“We never gave an exact timeline,” she said. “So—maybe we should have been more specific at the time. Obviously, it takes some time and we want to make sure when we put these out they are clear and they provide the guidance necessary for businesses.”
She went on to say, “I can’t give you a timeline. OSHA is working on them. Hopefully we’ll know more in the coming weeks.”
The OSHA law on ETS states: “Under certain limited conditions, OSHA is authorized to set emergency temporary standards that take effect immediately and are in effect until superseded by a permanent standard. OSHA must determine that workers are in grave danger due to exposure to toxic substances or agents determined to be toxic or physically harmful, or to new hazards and that an emergency standard is needed to protect them.”
While the Biden Administration maintains that the mandates are legal under OSHA law, several Republican lawmakers and attorneys general have voiced opposition to the executive order, with many vowing to fight it in court.
“The COVID-19 vaccines are safe and effective tools to prevent the disease, but getting the vaccine is and should be a choice,” Arizona Gov. Doug Ducey said in a statement following Biden’s announcement. “These mandates are outrageous. They will never stand up in court.
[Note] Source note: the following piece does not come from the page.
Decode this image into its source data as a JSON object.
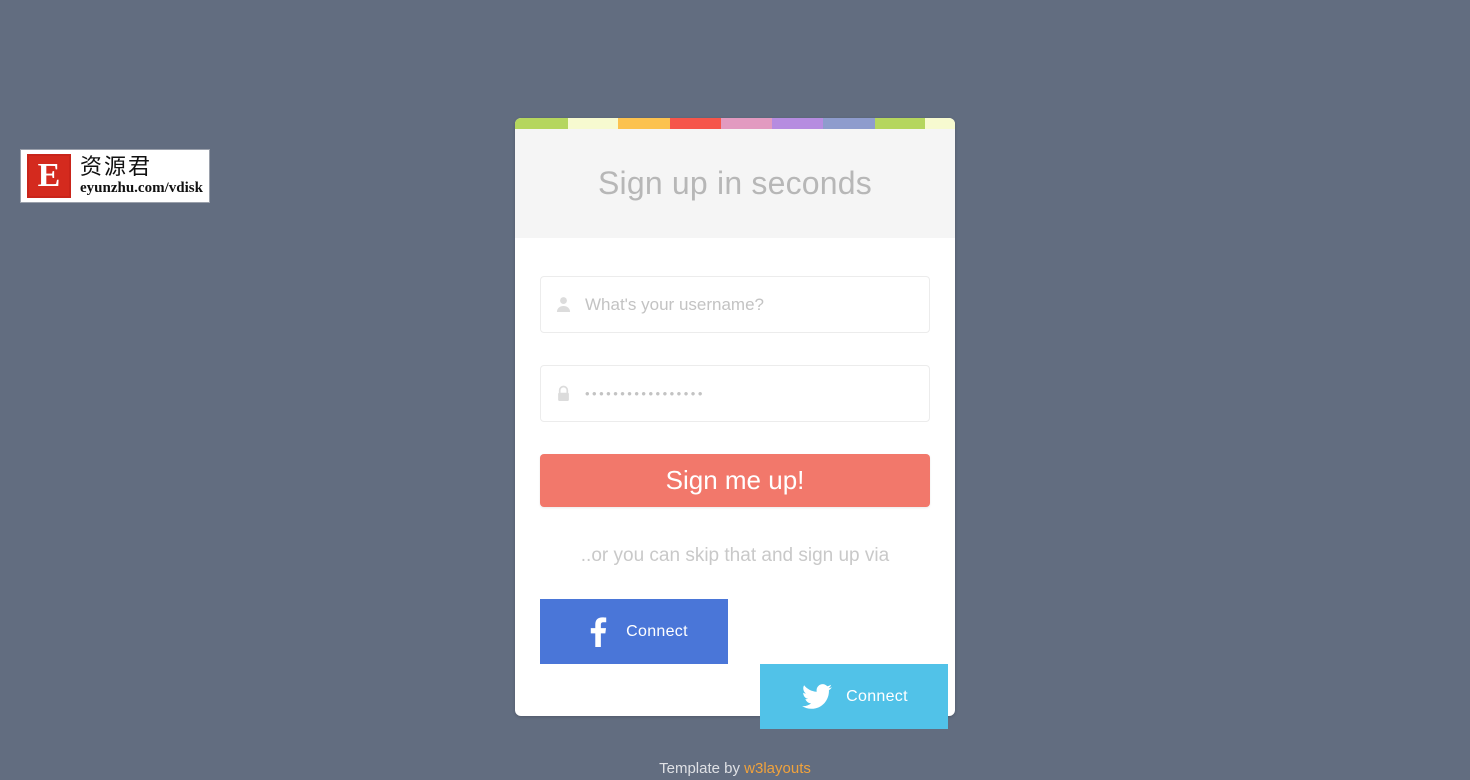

We must and will push back.”
Many private businesses and state governments have put their own vaccine mandates into effect ahead of the federal law, and some large companies have fired hundreds of workers who refuse to get the shot.
United Airlines says it is set to terminate 593 of its employees who have chosen to not comply with the company’s vaccine mandate. Almost 200 Minnesota healthcare workers sued their employers in a bid to block mandates at their facilities. And Thousands of New York health care workers have been put on unpaid leave following a Sept. 27 deadline in that state for health care workers to get vaccinated.
Nick Ciolino covers the White House.